Hiring efforts continue at Detroit’s main school district, which is planning another job fair. Head Start centers are also looking for teachers. Three new teachers talk about the challenges, rewards and obstacles of the classroom.

WHOSE MONEY IS IT? The state Senate sent a bill to the House that would allow charters to receive a portion of property tax hikes approved by voters. Those funds have historically gone only to traditional district schools.

UNITED THEY STAND: Teachers in this southwest Detroit charter school voted to join a union, but nationally, union membership for teachers has been falling for two decades.

COLLEGE AND CAREERS: A national foundation based in Michigan granted $450,000 to a major Detroit business coalition to help more students finish college.

High school seniors across the state will be encouraged to apply to at least one college this month. The main Detroit district meanwhile showed off a technical center that prepares youngsters and adults for careers in construction, plumbing and carpentry and other fields.  

STEPS TO IMPROVEMENT: A prominent news publisher explains why he told lawmakers he believes eliminating the state board of education is the right thing to do. An advocate urged Michigan to look to other states for K-12 solutions. And one local newspaper says the governor is on the right track to improving education in Michigan.
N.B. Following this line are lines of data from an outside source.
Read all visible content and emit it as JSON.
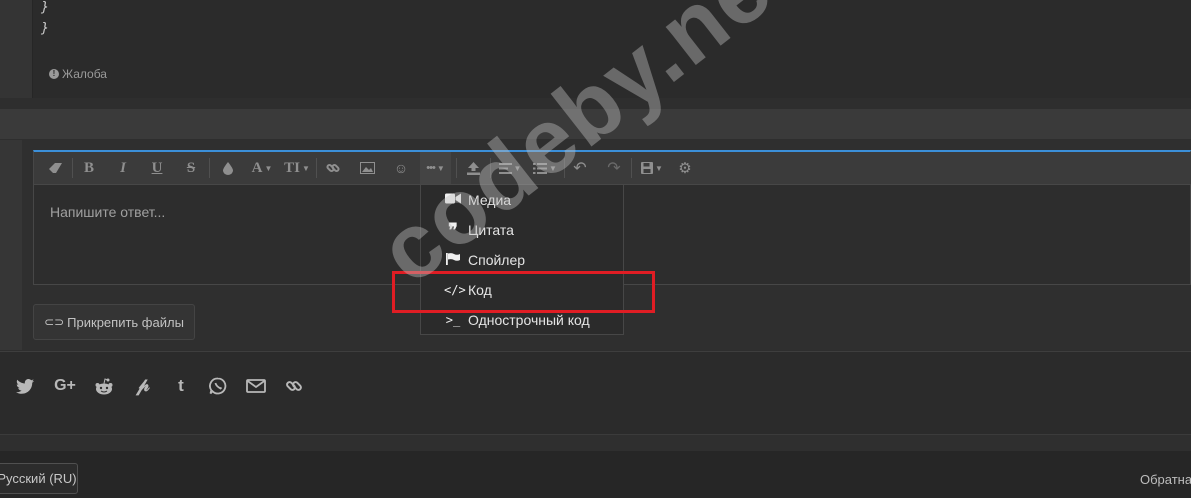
{
  "post": {
    "code_lines": [
      "}",
      "}"
    ],
    "report_label": "Жалоба"
  },
  "editor": {
    "placeholder": "Напишите ответ...",
    "toolbar_icons": [
      "eraser-icon",
      "bold-icon",
      "italic-icon",
      "underline-icon",
      "strikethrough-icon",
      "color-icon",
      "font-family-icon",
      "font-size-icon",
      "link-icon",
      "image-icon",
      "smilie-icon",
      "insert-more-icon",
      "upload-icon",
      "align-icon",
      "list-icon",
      "undo-icon",
      "redo-icon",
      "drafts-icon",
      "settings-icon"
    ],
    "toolbar_glyphs": {
      "bold": "B",
      "italic": "I",
      "underline": "U",
      "strike": "S",
      "font_family": "A",
      "font_size": "TI"
    }
  },
  "insert_menu": {
    "items": [
      {
        "label": "Медиа",
        "icon": "video-icon"
      },
      {
        "label": "Цитата",
        "icon": "quote-icon"
      },
      {
        "label": "Спойлер",
        "icon": "flag-icon"
      },
      {
        "label": "Код",
        "icon": "code-icon"
      },
      {
        "label": "Однострочный код",
        "icon": "terminal-icon"
      }
    ],
    "highlighted": "Код",
    "highlight_color": "#e01d24"
  },
  "attach": {
    "label": "Прикрепить файлы"
  },
  "share_icons": [
    "twitter-icon",
    "google-plus-icon",
    "reddit-icon",
    "pinterest-icon",
    "tumblr-icon",
    "whatsapp-icon",
    "email-icon",
    "link-icon"
  ],
  "footer": {
    "language": "Русский (RU)",
    "feedback": "Обратна"
  },
  "watermark": "codeby.net",
  "colors": {
    "accent": "#3b8fd9",
    "background": "#2e2e2e"
  }
}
This think tank believes businesses should be more engaged in education debates.

LISTEN TO US: The newly elected president of a state teachers union says teachers just want to be heard when policy is being made. She wrote in a Detroit newspaper that it takes passion and determination to succeed in today’s classrooms.
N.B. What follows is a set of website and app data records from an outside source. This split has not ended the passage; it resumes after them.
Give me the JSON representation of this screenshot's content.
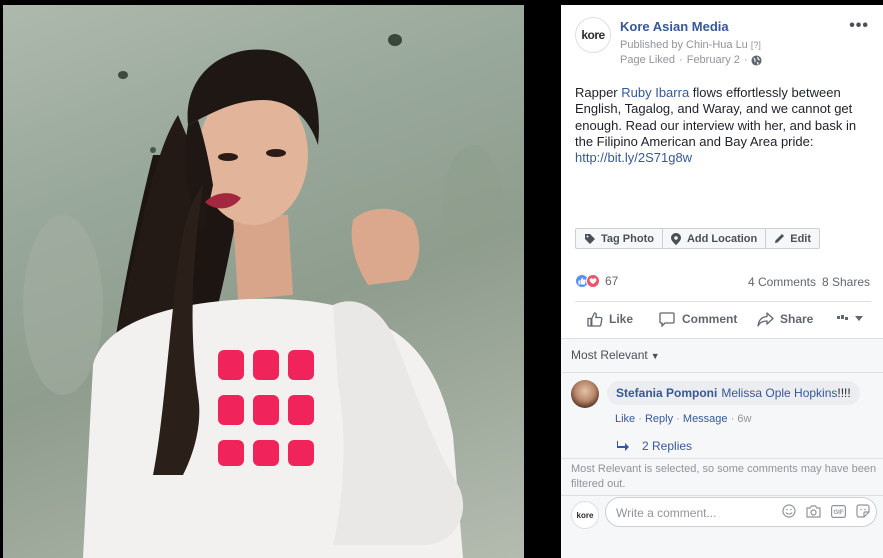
{
  "post": {
    "page_name": "Kore Asian Media",
    "logo_text": "kore",
    "published_by": "Published by Chin-Hua Lu",
    "help_mark": "[?]",
    "liked_status": "Page Liked",
    "separator": "·",
    "date": "February 2",
    "audience_icon": "globe-icon",
    "menu_icon": "more-options-icon",
    "text_before": "Rapper ",
    "mention": "Ruby Ibarra",
    "text_after": " flows effortlessly between English, Tagalog, and Waray, and we cannot get enough. Read our interview with her, and bask in the Filipino American and Bay Area pride:",
    "link": "http://bit.ly/2S71g8w"
  },
  "photo_tools": {
    "tag_photo": "Tag Photo",
    "add_location": "Add Location",
    "edit": "Edit"
  },
  "engagement": {
    "reaction_count": "67",
    "comments": "4 Comments",
    "shares": "8 Shares",
    "reaction_icons": [
      "like-reaction-icon",
      "love-reaction-icon"
    ]
  },
  "actions": {
    "like": "Like",
    "comment": "Comment",
    "share": "Share",
    "more_icon": "chevron-down-icon"
  },
  "comments": {
    "sort_label": "Most Relevant",
    "items": [
      {
        "author": "Stefania Pomponi",
        "mention": "Melissa Ople Hopkins",
        "text": "!!!!",
        "like": "Like",
        "reply": "Reply",
        "message": "Message",
        "time": "6w",
        "replies": "2 Replies"
      }
    ],
    "filter_note": "Most Relevant is selected, so some comments may have been filtered out.",
    "composer_placeholder": "Write a comment..."
  },
  "colors": {
    "link": "#365899",
    "meta_text": "#90949c",
    "panel_bg": "#ffffff",
    "comment_bg": "#f6f7f9",
    "sweater_print": "#f0245a"
  }
}
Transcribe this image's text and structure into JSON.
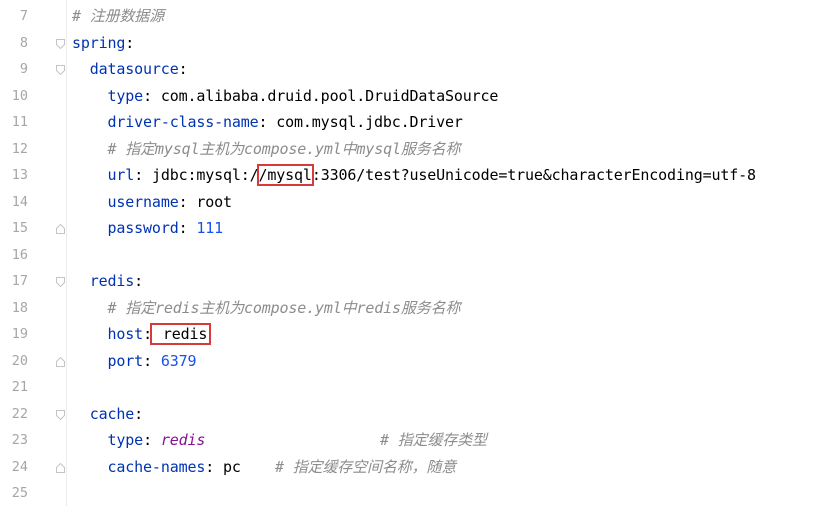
{
  "editor": {
    "lines": [
      {
        "num": "7",
        "indent": "",
        "comment": "# 注册数据源"
      },
      {
        "num": "8",
        "indent": "",
        "key": "spring",
        "sep": ":"
      },
      {
        "num": "9",
        "indent": "  ",
        "key": "datasource",
        "sep": ":"
      },
      {
        "num": "10",
        "indent": "    ",
        "key": "type",
        "sep": ": ",
        "value": "com.alibaba.druid.pool.DruidDataSource"
      },
      {
        "num": "11",
        "indent": "    ",
        "key": "driver-class-name",
        "sep": ": ",
        "value": "com.mysql.jdbc.Driver"
      },
      {
        "num": "12",
        "indent": "    ",
        "comment": "# 指定mysql主机为compose.yml中mysql服务名称"
      },
      {
        "num": "13",
        "indent": "    ",
        "key": "url",
        "sep": ": ",
        "value_pre": "jdbc:mysql:/",
        "value_hl": "/mysql",
        "value_post": ":3306/test?useUnicode=true&characterEncoding=utf-8"
      },
      {
        "num": "14",
        "indent": "    ",
        "key": "username",
        "sep": ": ",
        "value": "root"
      },
      {
        "num": "15",
        "indent": "    ",
        "key": "password",
        "sep": ": ",
        "value_num": "111"
      },
      {
        "num": "16",
        "indent": ""
      },
      {
        "num": "17",
        "indent": "  ",
        "key": "redis",
        "sep": ":"
      },
      {
        "num": "18",
        "indent": "    ",
        "comment": "# 指定redis主机为compose.yml中redis服务名称"
      },
      {
        "num": "19",
        "indent": "    ",
        "key": "host",
        "sep": ":",
        "value_hl": " redis"
      },
      {
        "num": "20",
        "indent": "    ",
        "key": "port",
        "sep": ": ",
        "value_num": "6379"
      },
      {
        "num": "21",
        "indent": ""
      },
      {
        "num": "22",
        "indent": "  ",
        "key": "cache",
        "sep": ":"
      },
      {
        "num": "23",
        "indent": "    ",
        "key": "type",
        "sep": ": ",
        "value_kw": "redis",
        "trail_comment": "# 指定缓存类型"
      },
      {
        "num": "24",
        "indent": "    ",
        "key": "cache-names",
        "sep": ": ",
        "value": "pc",
        "trail_comment": "# 指定缓存空间名称，随意"
      },
      {
        "num": "25",
        "indent": ""
      }
    ]
  },
  "colors": {
    "key": "#0033b3",
    "number": "#1750eb",
    "keyword_italic": "#871094",
    "comment": "#8c8c8c",
    "highlight_box": "#d83a3a",
    "line_number": "#a6a6a6"
  }
}
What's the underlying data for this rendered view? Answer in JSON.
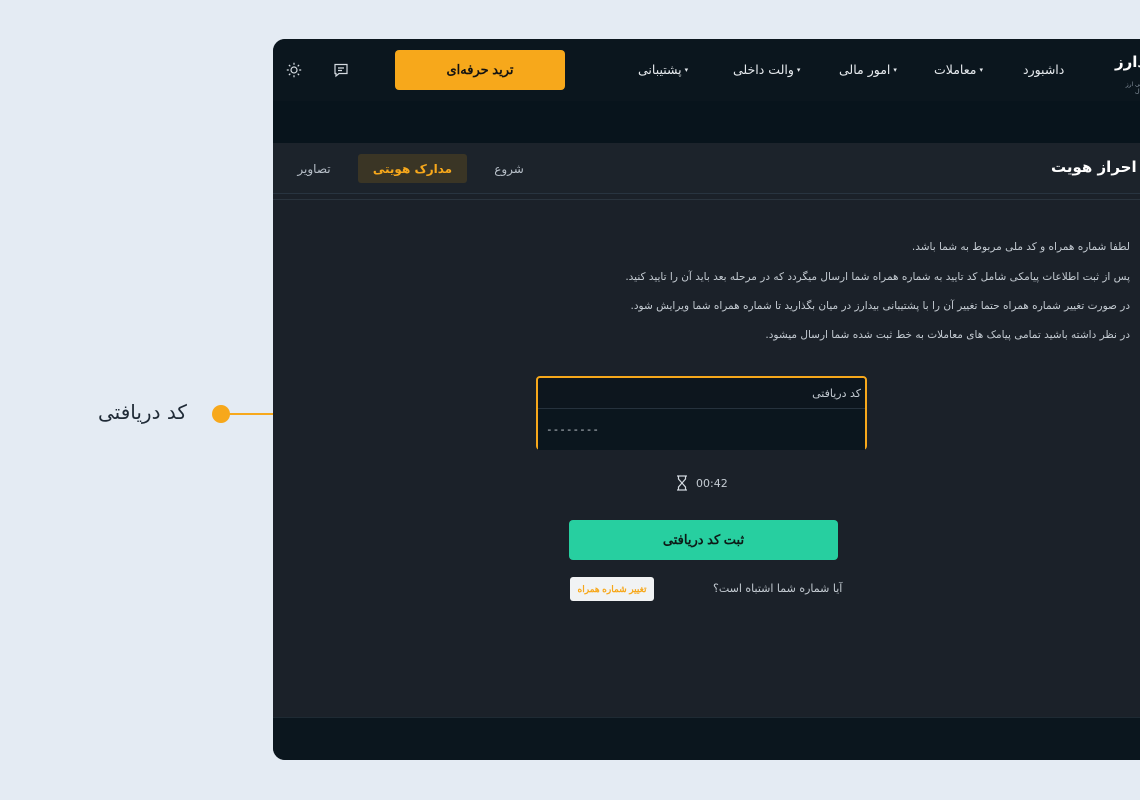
{
  "callout": {
    "label": "کد دریافتی",
    "color": "#f7a81b"
  },
  "header": {
    "logo": "بیدارز",
    "logo_sub": "صرافی ارز دیجیتال",
    "nav": [
      {
        "label": "داشبورد",
        "has_caret": false
      },
      {
        "label": "معاملات",
        "has_caret": true
      },
      {
        "label": "امور مالی",
        "has_caret": true
      },
      {
        "label": "والت داخلی",
        "has_caret": true
      },
      {
        "label": "پشتیبانی",
        "has_caret": true
      }
    ],
    "trade_button": "ترید حرفه‌ای",
    "caret": "▾",
    "icons": [
      "chat-icon",
      "sun-icon"
    ]
  },
  "page": {
    "title": "احراز هویت",
    "tabs": [
      {
        "label": "شروع",
        "active": false
      },
      {
        "label": "مدارک هویتی",
        "active": true
      },
      {
        "label": "تصاویر",
        "active": false
      }
    ],
    "info_lines": [
      "لطفا شماره همراه و کد ملی مربوط به شما باشد.",
      "پس از ثبت اطلاعات پیامکی شامل کد تایید به شماره همراه شما ارسال میگردد که در مرحله بعد باید آن را تایید کنید.",
      "در صورت تغییر شماره همراه حتما تغییر آن را با پشتیبانی بیدارز در میان بگذارید تا شماره همراه شما ویرایش شود.",
      "در نظر داشته باشید تمامی پیامک های معاملات به خط ثبت شده شما ارسال میشود."
    ],
    "code_field": {
      "label": "کد دریافتی",
      "placeholder": "--------"
    },
    "timer": "00:42",
    "submit_button": "ثبت کد دریافتی",
    "wrong_number_question": "آیا شماره شما اشتباه است؟",
    "change_number_button": "تغییر شماره همراه"
  },
  "colors": {
    "accent": "#f7a81b",
    "success": "#27cfa0",
    "background": "#1b2129",
    "topbar": "#0b161e"
  }
}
A PIONEER: Funeral services for a trailblazing African American educator have been scheduled for Saturday.

Also, the mother-in-law of U.S. Education Secretary Betsy DeVos, died in her west Michigan home.

FARM-TO-SCHOOL:  A state program that provides extra money to school districts for locally grown produce has expanded to include more schools.

BETTER THAN AN APPLE: Nominate your favorite educator for Michigan Teacher of the Year before the 11:59 deadline tonight.

An Ann Arbor schools leader has been named the 2018 Michigan Superintendent of the Year by a state group of school administrators.

MYSTERY SMELL: The odor from a failed light bulb forced a Detroit high school to dismiss students early this week.

EXTRA CREDIT: Miss Michigan encouraged students at one Detroit school to consider the arts as they follow their dreams. The city schools foundation honored two philanthropic leaders as champions for education.

And high school students were inspired by a former college football player. 

Struggling Detroit schools

The list of promises is long: Arts, music, robotics, gifted programs and more. Will Detroit schools be able to deliver?

PHOTO: Detroit Public Television
Detroit schools Superintendent Nikolai Vitti answers questions at a community meeting in Detroit.

Arts. Music. Robotics. Programs for gifted kids. New computers. New textbooks. Dual enrollment programs that let high school students take college classes. International Baccalaureate. Advanced Placement.

They’re all on the list of things that Detroit schools Superintendent Nikolai Vitti told a group of community members assembled in a Brightmoor neighborhood church that he would introduce or expand as soon as next school year.

Vitti didn’t get into the specifics of how the main Detroit district would find the money or partnerships needed to deliver on all of those promises, but they’re part of the plan for the future, he said.

The comments came in a question and answer session last month with students, parents and community members following Vitti’s appearance on Detroit Public Television’s American Black Journal/One Detroit Roadshow. The discussion was recorded at City Covenant Church. DPTV is one of Chalkbeat’s partners in the Detroit Journalism Cooperative.

Vitti has been appearing at community events since taking over the Detroit schools last spring. He is scheduled next week to join officials from two of the city’s major charter school authorizers, Central Michigan University and Grand Valley State University, at a State of the Schools address on October 25.

 

Watch the full Q&A with Vitti below.